Two sisters in Vietnam became the latest victims of Asia’s bird flu outbreak Wednesday as regional ministers and international health experts vowed at an emergency meeting to curb the spread of the virus and find a vaccine.
The World Health Organization’s regional director Shigeru Omi warned, “there’s always potential for this kind of outbreak to result in serious global pandemic, which involves not hundreds, but could kill millions of people globally.”
Bird flu has raced through Asia’s poultry farms and, with the deaths of the women in Vietnam, has killed at least 10 people in two countries.
WHO has stressed that mass slaughter of infected birds is key to controlling the epidemic’s spread, but the three-hour meeting in Bangkok made no unanimous declaration of action. Indonesia said it does not plan to kill poultry and will rely on vaccinations, though it’s not clear that method will work.
Across Asia, millions of chickens and ducks have been killed by the disease or in government-ordered slaughters. China announced Wednesday it had slaughtered nearly 60,000 chickens, trying to assure the public that bird flu was under control a day after its first cases were confirmed in ducks.
Bangkok itself was declared a “danger zone” after the virus was detected in a fighting cock and other fowl around the sprawling metropolis.
Fending off accusations that it tried to cover up the emergency to protect its lucrative poultry export sector, Thailand said it would fire bureaucrats who allegedly failed to report the true extent of the disease that has now been detected in about one-third of its provinces.
Contact with sick birds
The bird flu virus claimed the most victims in Vietnam, where eight people have died. Two people have died in Thailand. Most cases have been traced to direct contact with sick birds.
The Vietnamese sisters who died last week, aged 23 and 30, had just attended their brother’s wedding. The brother also died last week, but his body was cremated before it could be tested for bird flu, officials said.
“Family members told us that the bride gave his family more than 10 chickens she bought from the market for the wedding reception,” said Le Dang Ha, director of the Instituted of Clinical Research for Tropical Medicine.
WHO said it would receive samples to confirm Vietnam’s diagnosis that the women, from Thai Binh, 60 miles southeast of Hanoi, had bird flu.

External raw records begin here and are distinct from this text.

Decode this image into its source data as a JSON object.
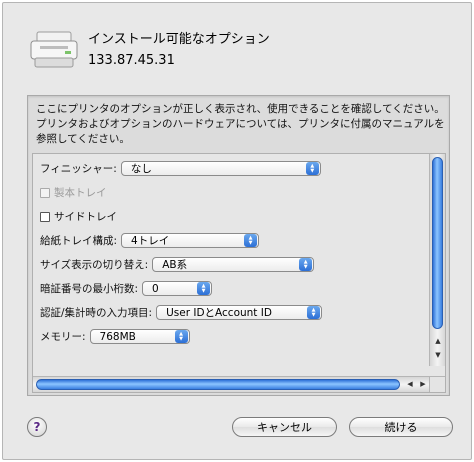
{
  "header": {
    "title": "インストール可能なオプション",
    "ip": "133.87.45.31",
    "icon": "printer-icon"
  },
  "description": "ここにプリンタのオプションが正しく表示され、使用できることを確認してください。プリンタおよびオプションのハードウェアについては、プリンタに付属のマニュアルを参照してください。",
  "options": {
    "finisher": {
      "label": "フィニッシャー:",
      "value": "なし"
    },
    "booklet_tray": {
      "label": "製本トレイ",
      "checked": false,
      "enabled": false
    },
    "side_tray": {
      "label": "サイドトレイ",
      "checked": false,
      "enabled": true
    },
    "paper_tray_config": {
      "label": "給紙トレイ構成:",
      "value": "4トレイ"
    },
    "size_display_toggle": {
      "label": "サイズ表示の切り替え:",
      "value": "AB系"
    },
    "pin_min_digits": {
      "label": "暗証番号の最小桁数:",
      "value": "0"
    },
    "auth_input_item": {
      "label": "認証/集計時の入力項目:",
      "value": "User IDとAccount ID"
    },
    "memory": {
      "label": "メモリー:",
      "value": "768MB"
    }
  },
  "buttons": {
    "help": "?",
    "cancel": "キャンセル",
    "continue": "続ける"
  },
  "colors": {
    "accent": "#3a7fe0",
    "background": "#e8e8e8"
  }
}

In their joint statement in Bangkok, ministers and experts pledged to tighten surveillance of the virus across Asia and to set up a regional veterinary network. They also vowed to study ways to fight animal disease outbreaks and develop low-cost test kits, vaccination and anti-viral drugs.
The virus has proved a disaster for the region’s poultry industry, in a health scare comparable to last year’s global outbreak of severe acute respiratory syndrome.
Although there has been no evidence of human-to-human transmission in the latest outbreak, health officials are concerned the virus might mix with a regular human influenza strain to create a mutant form that could trigger the next human flu pandemic.
The World Health Organization says there’s still time to prevent the virus from taking root in the human population. “We have a window of opportunity to deal with this disease,” said Dr. Klaus Stohr, project leader for influenza surveillance and scientific groups at the World Health Organization.
Cooked poultry safe
Officials have said there are no indications so far that bird flu is spreading to people who eat properly cleaned and cooked poultry products.
In Indonesia — which insists it has no human cases of bird flu — officials on the island of Bali held a roast chicken and boiled egg cookout Wednesday to allay fears of eating fowl. About two dozen people attended.
Other governments worldwide have slapped import bans on poultry from countries affected with bird flu. The European Union banned imports from Thailand last week. Kuwait, Jordan and Sri Lanka on Tuesday banned poultry imports from several affected countries.
Wednesday’s conference in Bangkok drew representatives from nearly a dozen governments, including China, the European Union and the United States.
Food and Agriculture Organization spokesman Diderik de Vleeschauwer said the U.N. agency was advising three key strategies at the meeting: rapid slaughter of inflected flocks, modernization of poultry farming and studies on how to detect outbreak earlier.
“We think there is a need for rethinking livestock development in the region,” de Vleeschauwer said. “Live animal markets should be reviewed, and eventually restricted.”
Cambodia, Laos, Indonesia, Japan, Pakistan, South Korea and Taiwan also have suffered outbreaks. But the virus that has killed flocks in Pakistan and Taiwan is a different, milder strain of avian flu — not the same kind that’s a threat to people.
The Philippines said Wednesday they are warning people to stay clear of migratory birds that traditionally flock to the Philippines during winter.
WHO officials are investigating whether migratory birds could explain the rapid spread of the virus through Asia or whether the outbreaks are coincidental. But Philip Round, a bird expert at Mahidol University in Bangkok, said he doubted the cause was migratory birds and instead blamed crowding in the region’s massive poultry population.
The U.N. Food and Agriculture Organization also pointed to the massive concentration of livestock in China, Thailand and Vietnam as possibly helping the spread of bird flu across Asia. An agency official at the Bangkok meeting, He Changchui, said the poultry industry needs to be substantially restructured.